* [TASK PROMPT] Make an exact copy of the data below, leaving out every picture.

* [SUPPLIED MATERIAL]
+===+
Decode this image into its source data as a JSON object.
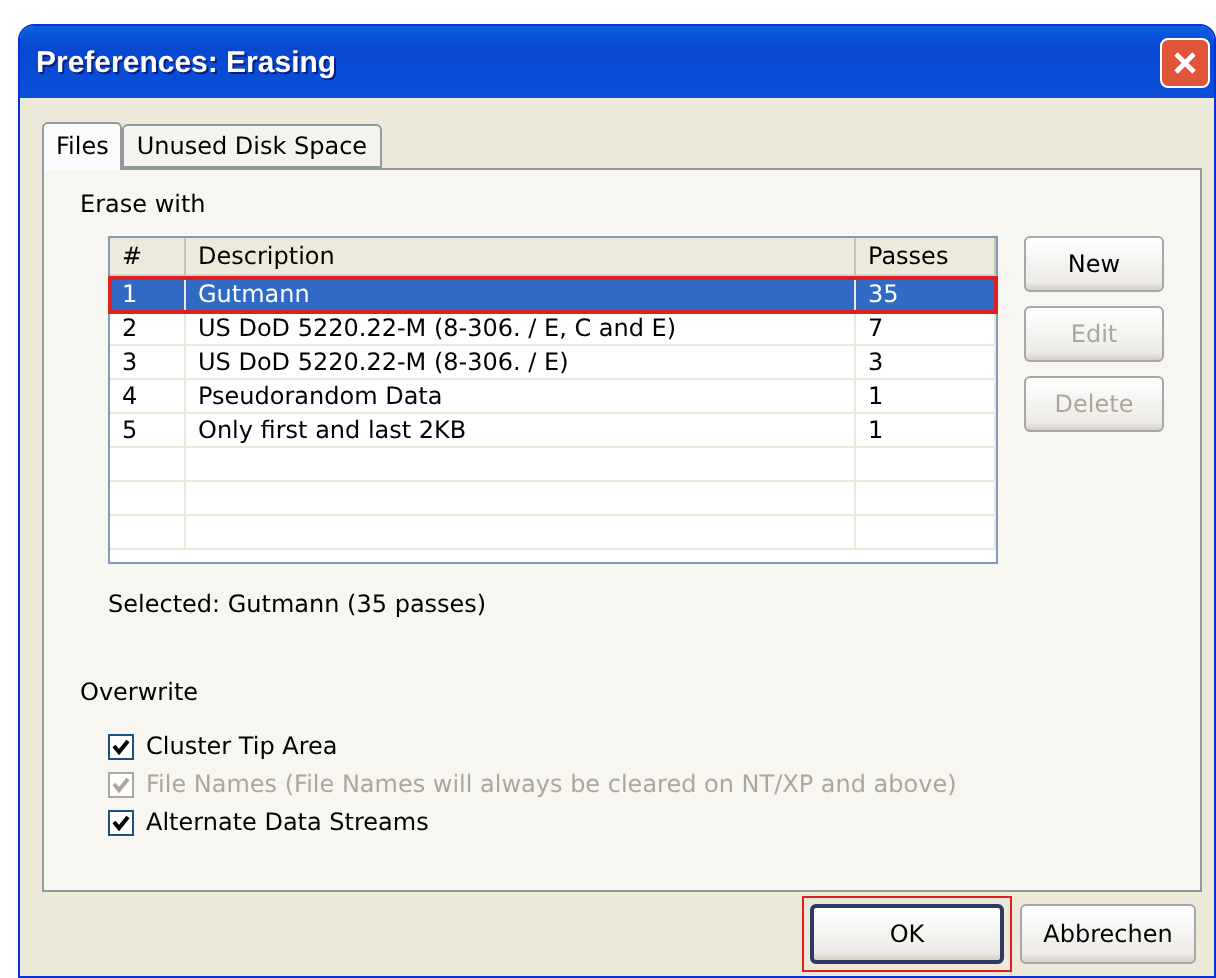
{
  "window": {
    "title": "Preferences: Erasing"
  },
  "tabs": [
    {
      "label": "Files",
      "selected": true
    },
    {
      "label": "Unused Disk Space",
      "selected": false
    }
  ],
  "erase_with": {
    "label": "Erase with",
    "columns": [
      "#",
      "Description",
      "Passes"
    ],
    "rows": [
      {
        "cells": [
          "1",
          "Gutmann",
          "35"
        ],
        "selected": true,
        "highlighted": true
      },
      {
        "cells": [
          "2",
          "US DoD 5220.22-M (8-306. / E, C and E)",
          "7"
        ],
        "selected": false,
        "highlighted": false
      },
      {
        "cells": [
          "3",
          "US DoD 5220.22-M (8-306. / E)",
          "3"
        ],
        "selected": false,
        "highlighted": false
      },
      {
        "cells": [
          "4",
          "Pseudorandom Data",
          "1"
        ],
        "selected": false,
        "highlighted": false
      },
      {
        "cells": [
          "5",
          "Only first and last 2KB",
          "1"
        ],
        "selected": false,
        "highlighted": false
      }
    ],
    "buttons": [
      {
        "label": "New",
        "disabled": false
      },
      {
        "label": "Edit",
        "disabled": true
      },
      {
        "label": "Delete",
        "disabled": true
      }
    ],
    "selected_text": "Selected: Gutmann (35 passes)"
  },
  "overwrite": {
    "label": "Overwrite",
    "options": [
      {
        "label": "Cluster Tip Area",
        "checked": true,
        "disabled": false
      },
      {
        "label": "File Names (File Names will always be cleared on NT/XP and above)",
        "checked": true,
        "disabled": true
      },
      {
        "label": "Alternate Data Streams",
        "checked": true,
        "disabled": false
      }
    ]
  },
  "footer_buttons": [
    {
      "label": "OK",
      "default": true,
      "highlighted": true
    },
    {
      "label": "Abbrechen",
      "default": false,
      "highlighted": false
    }
  ]
}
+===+
* [RESULT BELOW]
Decode this image into its source data as a JSON object.
{
  "window": {
    "title": "Preferences: Erasing"
  },
  "tabs": [
    {
      "label": "Files",
      "selected": true
    },
    {
      "label": "Unused Disk Space",
      "selected": false
    }
  ],
  "erase_with": {
    "label": "Erase with",
    "columns": [
      "#",
      "Description",
      "Passes"
    ],
    "rows": [
      {
        "cells": [
          "1",
          "Gutmann",
          "35"
        ],
        "selected": true,
        "highlighted": true
      },
      {
        "cells": [
          "2",
          "US DoD 5220.22-M (8-306. / E, C and E)",
          "7"
        ],
        "selected": false,
        "highlighted": false
      },
      {
        "cells": [
          "3",
          "US DoD 5220.22-M (8-306. / E)",
          "3"
        ],
        "selected": false,
        "highlighted": false
      },
      {
        "cells": [
          "4",
          "Pseudorandom Data",
          "1"
        ],
        "selected": false,
        "highlighted": false
      },
      {
        "cells": [
          "5",
          "Only first and last 2KB",
          "1"
        ],
        "selected": false,
        "highlighted": false
      }
    ],
    "buttons": [
      {
        "label": "New",
        "disabled": false
      },
      {
        "label": "Edit",
        "disabled": true
      },
      {
        "label": "Delete",
        "disabled": true
      }
    ],
    "selected_text": "Selected: Gutmann (35 passes)"
  },
  "overwrite": {
    "label": "Overwrite",
    "options": [
      {
        "label": "Cluster Tip Area",
        "checked": true,
        "disabled": false
      },
      {
        "label": "File Names (File Names will always be cleared on NT/XP and above)",
        "checked": true,
        "disabled": true
      },
      {
        "label": "Alternate Data Streams",
        "checked": true,
        "disabled": false
      }
    ]
  },
  "footer_buttons": [
    {
      "label": "OK",
      "default": true,
      "highlighted": true
    },
    {
      "label": "Abbrechen",
      "default": false,
      "highlighted": false
    }
  ]
}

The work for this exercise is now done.